(Records for the task begins)
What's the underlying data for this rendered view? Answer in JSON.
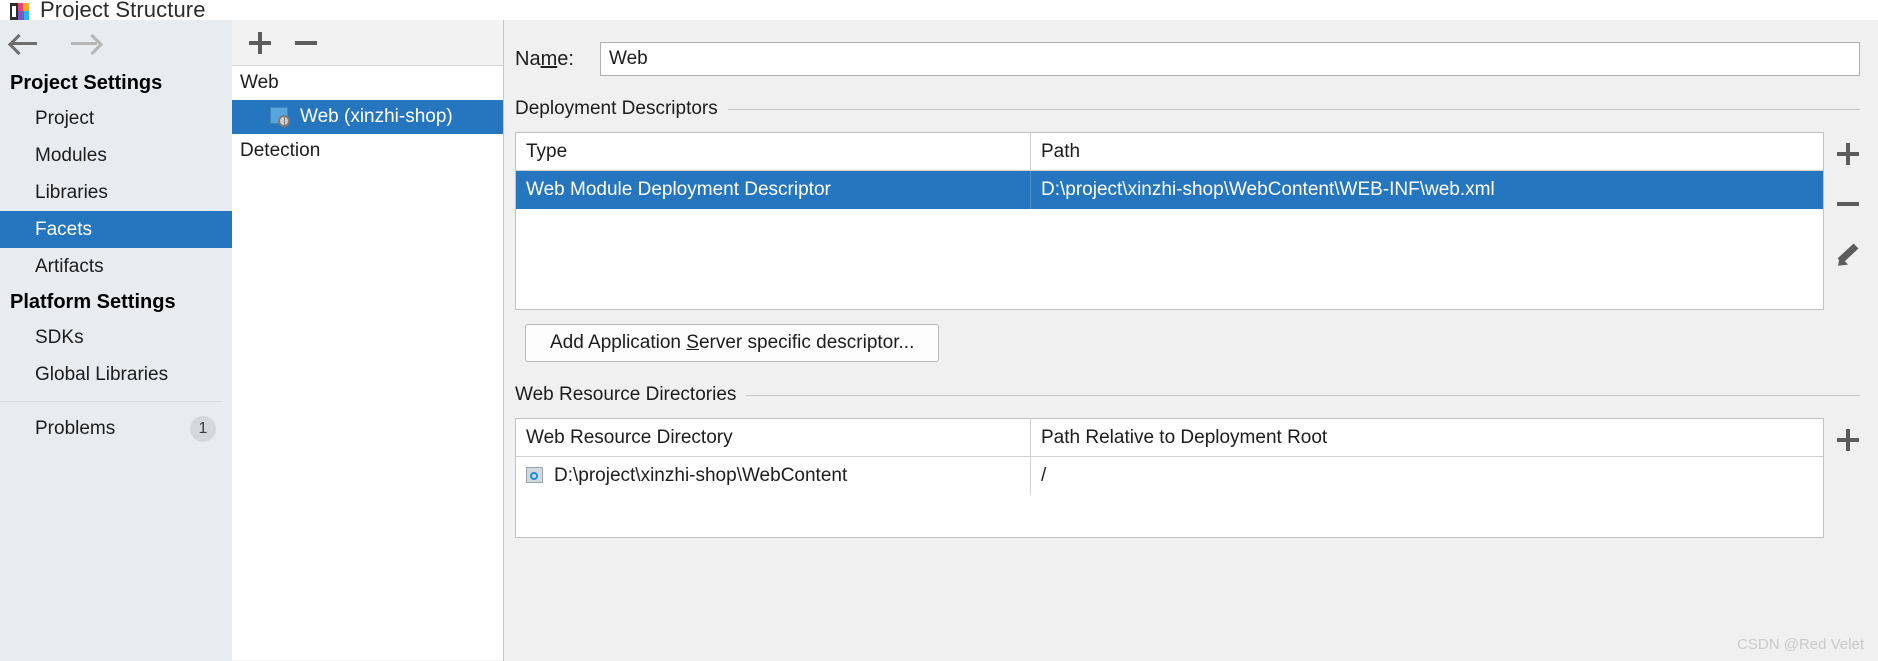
{
  "window": {
    "title": "Project Structure",
    "app_icon": "intellij-idea-icon"
  },
  "nav_toolbar": {
    "back_icon": "arrow-left-icon",
    "forward_icon": "arrow-right-icon"
  },
  "sidebar": {
    "groups": [
      {
        "title": "Project Settings",
        "items": [
          {
            "label": "Project",
            "selected": false
          },
          {
            "label": "Modules",
            "selected": false
          },
          {
            "label": "Libraries",
            "selected": false
          },
          {
            "label": "Facets",
            "selected": true
          },
          {
            "label": "Artifacts",
            "selected": false
          }
        ]
      },
      {
        "title": "Platform Settings",
        "items": [
          {
            "label": "SDKs",
            "selected": false
          },
          {
            "label": "Global Libraries",
            "selected": false
          }
        ]
      }
    ],
    "problems": {
      "label": "Problems",
      "badge": "1"
    }
  },
  "facet_panel": {
    "toolbar": {
      "add_icon": "plus-icon",
      "remove_icon": "minus-icon"
    },
    "tree": [
      {
        "label": "Web",
        "type": "group",
        "selected": false
      },
      {
        "label": "Web (xinzhi-shop)",
        "type": "facet",
        "icon": "web-facet-icon",
        "selected": true
      },
      {
        "label": "Detection",
        "type": "group",
        "selected": false
      }
    ]
  },
  "main": {
    "name_field": {
      "label_before": "Na",
      "label_mnemonic": "m",
      "label_after": "e:",
      "value": "Web",
      "placeholder": "Web"
    },
    "deployment_descriptors": {
      "title": "Deployment Descriptors",
      "columns": [
        "Type",
        "Path"
      ],
      "rows": [
        {
          "type": "Web Module Deployment Descriptor",
          "path": "D:\\project\\xinzhi-shop\\WebContent\\WEB-INF\\web.xml",
          "selected": true
        }
      ],
      "tools": [
        "plus-icon",
        "minus-icon",
        "pencil-icon"
      ],
      "add_button": {
        "before": "Add Application ",
        "mnemonic": "S",
        "after": "erver specific descriptor..."
      }
    },
    "web_resource_directories": {
      "title": "Web Resource Directories",
      "columns": [
        "Web Resource Directory",
        "Path Relative to Deployment Root"
      ],
      "rows": [
        {
          "directory": "D:\\project\\xinzhi-shop\\WebContent",
          "relative_path": "/",
          "icon": "folder-resource-icon"
        }
      ],
      "tools": [
        "plus-icon"
      ]
    }
  },
  "watermark": {
    "text": "CSDN @Red Velet"
  },
  "colors": {
    "selection": "#2675bf",
    "sidebar_bg": "#e8ecef",
    "panel_bg": "#f0f0f0"
  }
}
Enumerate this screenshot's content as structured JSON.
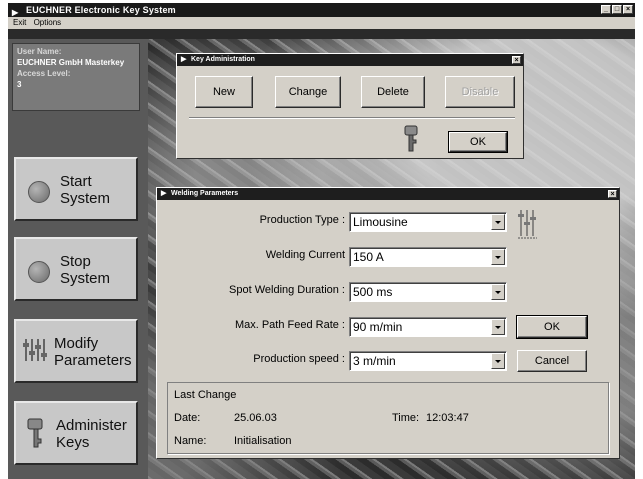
{
  "app": {
    "title": "EUCHNER  Electronic Key System",
    "menu": [
      "Exit",
      "Options"
    ]
  },
  "user_panel": {
    "user_name_label": "User Name:",
    "user_name_value": "EUCHNER GmbH Masterkey",
    "access_level_label": "Access Level:",
    "access_level_value": "3"
  },
  "sidebar": {
    "start_line1": "Start",
    "start_line2": "System",
    "stop_line1": "Stop",
    "stop_line2": "System",
    "modify_line1": "Modify",
    "modify_line2": "Parameters",
    "administer_line1": "Administer",
    "administer_line2": "Keys"
  },
  "key_admin": {
    "title": "Key Administration",
    "buttons": {
      "new": "New",
      "change": "Change",
      "delete": "Delete",
      "disable": "Disable",
      "ok": "OK"
    },
    "key_icon": "key-icon"
  },
  "welding": {
    "title": "Welding Parameters",
    "fields": [
      {
        "label": "Production Type :",
        "value": "Limousine"
      },
      {
        "label": "Welding Current",
        "value": "150 A"
      },
      {
        "label": "Spot Welding Duration :",
        "value": "500 ms"
      },
      {
        "label": "Max. Path Feed Rate :",
        "value": "90 m/min"
      },
      {
        "label": "Production speed :",
        "value": "3 m/min"
      }
    ],
    "ok": "OK",
    "cancel": "Cancel",
    "sliders_icon": "sliders-icon",
    "last_change": {
      "heading": "Last Change",
      "date_label": "Date:",
      "date_value": "25.06.03",
      "time_label": "Time:",
      "time_value": "12:03:47",
      "name_label": "Name:",
      "name_value": "Initialisation"
    }
  },
  "colors": {
    "titlebar": "#1a1a1a",
    "dialog_face": "#d4d0c8",
    "sidebar": "#595959"
  }
}
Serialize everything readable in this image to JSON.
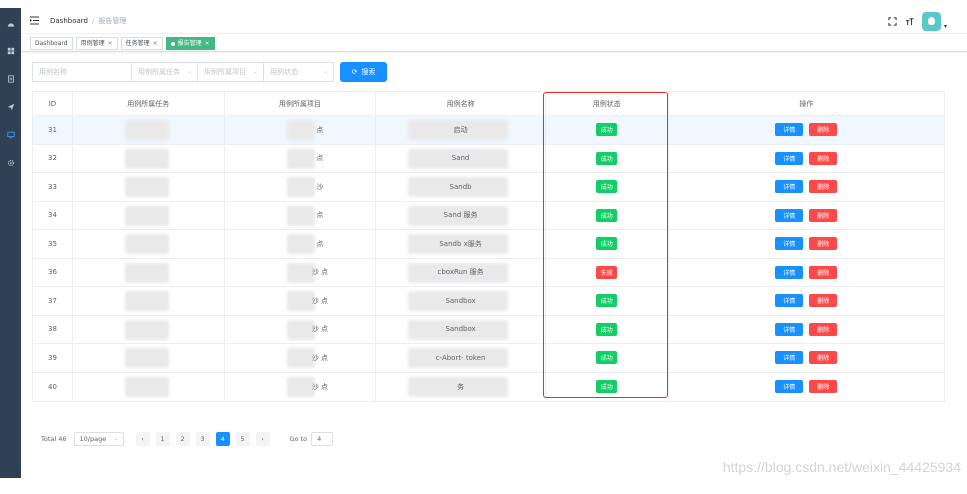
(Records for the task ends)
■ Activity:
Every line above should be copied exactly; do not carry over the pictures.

■ The completed task:
What's the underlying data for this rendered view? Answer in JSON.
{
  "window": {
    "title": "Project Structure",
    "app_icon": "intellij-idea-icon"
  },
  "nav_toolbar": {
    "back_icon": "arrow-left-icon",
    "forward_icon": "arrow-right-icon"
  },
  "sidebar": {
    "groups": [
      {
        "title": "Project Settings",
        "items": [
          {
            "label": "Project",
            "selected": false
          },
          {
            "label": "Modules",
            "selected": false
          },
          {
            "label": "Libraries",
            "selected": false
          },
          {
            "label": "Facets",
            "selected": true
          },
          {
            "label": "Artifacts",
            "selected": false
          }
        ]
      },
      {
        "title": "Platform Settings",
        "items": [
          {
            "label": "SDKs",
            "selected": false
          },
          {
            "label": "Global Libraries",
            "selected": false
          }
        ]
      }
    ],
    "problems": {
      "label": "Problems",
      "badge": "1"
    }
  },
  "facet_panel": {
    "toolbar": {
      "add_icon": "plus-icon",
      "remove_icon": "minus-icon"
    },
    "tree": [
      {
        "label": "Web",
        "type": "group",
        "selected": false
      },
      {
        "label": "Web (xinzhi-shop)",
        "type": "facet",
        "icon": "web-facet-icon",
        "selected": true
      },
      {
        "label": "Detection",
        "type": "group",
        "selected": false
      }
    ]
  },
  "main": {
    "name_field": {
      "label_before": "Na",
      "label_mnemonic": "m",
      "label_after": "e:",
      "value": "Web",
      "placeholder": "Web"
    },
    "deployment_descriptors": {
      "title": "Deployment Descriptors",
      "columns": [
        "Type",
        "Path"
      ],
      "rows": [
        {
          "type": "Web Module Deployment Descriptor",
          "path": "D:\\project\\xinzhi-shop\\WebContent\\WEB-INF\\web.xml",
          "selected": true
        }
      ],
      "tools": [
        "plus-icon",
        "minus-icon",
        "pencil-icon"
      ],
      "add_button": {
        "before": "Add Application ",
        "mnemonic": "S",
        "after": "erver specific descriptor..."
      }
    },
    "web_resource_directories": {
      "title": "Web Resource Directories",
      "columns": [
        "Web Resource Directory",
        "Path Relative to Deployment Root"
      ],
      "rows": [
        {
          "directory": "D:\\project\\xinzhi-shop\\WebContent",
          "relative_path": "/",
          "icon": "folder-resource-icon"
        }
      ],
      "tools": [
        "plus-icon"
      ]
    }
  },
  "watermark": {
    "text": "CSDN @Red Velet"
  },
  "colors": {
    "selection": "#2675bf",
    "sidebar_bg": "#e8ecef",
    "panel_bg": "#f0f0f0"
  }
}
Enumerate this screenshot's content as structured JSON.
{
  "app": {
    "title": "EUCHNER  Electronic Key System",
    "menu": [
      "Exit",
      "Options"
    ]
  },
  "user_panel": {
    "user_name_label": "User Name:",
    "user_name_value": "EUCHNER GmbH Masterkey",
    "access_level_label": "Access Level:",
    "access_level_value": "3"
  },
  "sidebar": {
    "start_line1": "Start",
    "start_line2": "System",
    "stop_line1": "Stop",
    "stop_line2": "System",
    "modify_line1": "Modify",
    "modify_line2": "Parameters",
    "administer_line1": "Administer",
    "administer_line2": "Keys"
  },
  "key_admin": {
    "title": "Key Administration",
    "buttons": {
      "new": "New",
      "change": "Change",
      "delete": "Delete",
      "disable": "Disable",
      "ok": "OK"
    },
    "key_icon": "key-icon"
  },
  "welding": {
    "title": "Welding Parameters",
    "fields": [
      {
        "label": "Production Type :",
        "value": "Limousine"
      },
      {
        "label": "Welding Current",
        "value": "150 A"
      },
      {
        "label": "Spot Welding Duration :",
        "value": "500 ms"
      },
      {
        "label": "Max. Path Feed Rate :",
        "value": "90 m/min"
      },
      {
        "label": "Production speed :",
        "value": "3 m/min"
      }
    ],
    "ok": "OK",
    "cancel": "Cancel",
    "sliders_icon": "sliders-icon",
    "last_change": {
      "heading": "Last Change",
      "date_label": "Date:",
      "date_value": "25.06.03",
      "time_label": "Time:",
      "time_value": "12:03:47",
      "name_label": "Name:",
      "name_value": "Initialisation"
    }
  },
  "colors": {
    "titlebar": "#1a1a1a",
    "dialog_face": "#d4d0c8",
    "sidebar": "#595959"
  }
}
Serialize everything readable in this image to JSON.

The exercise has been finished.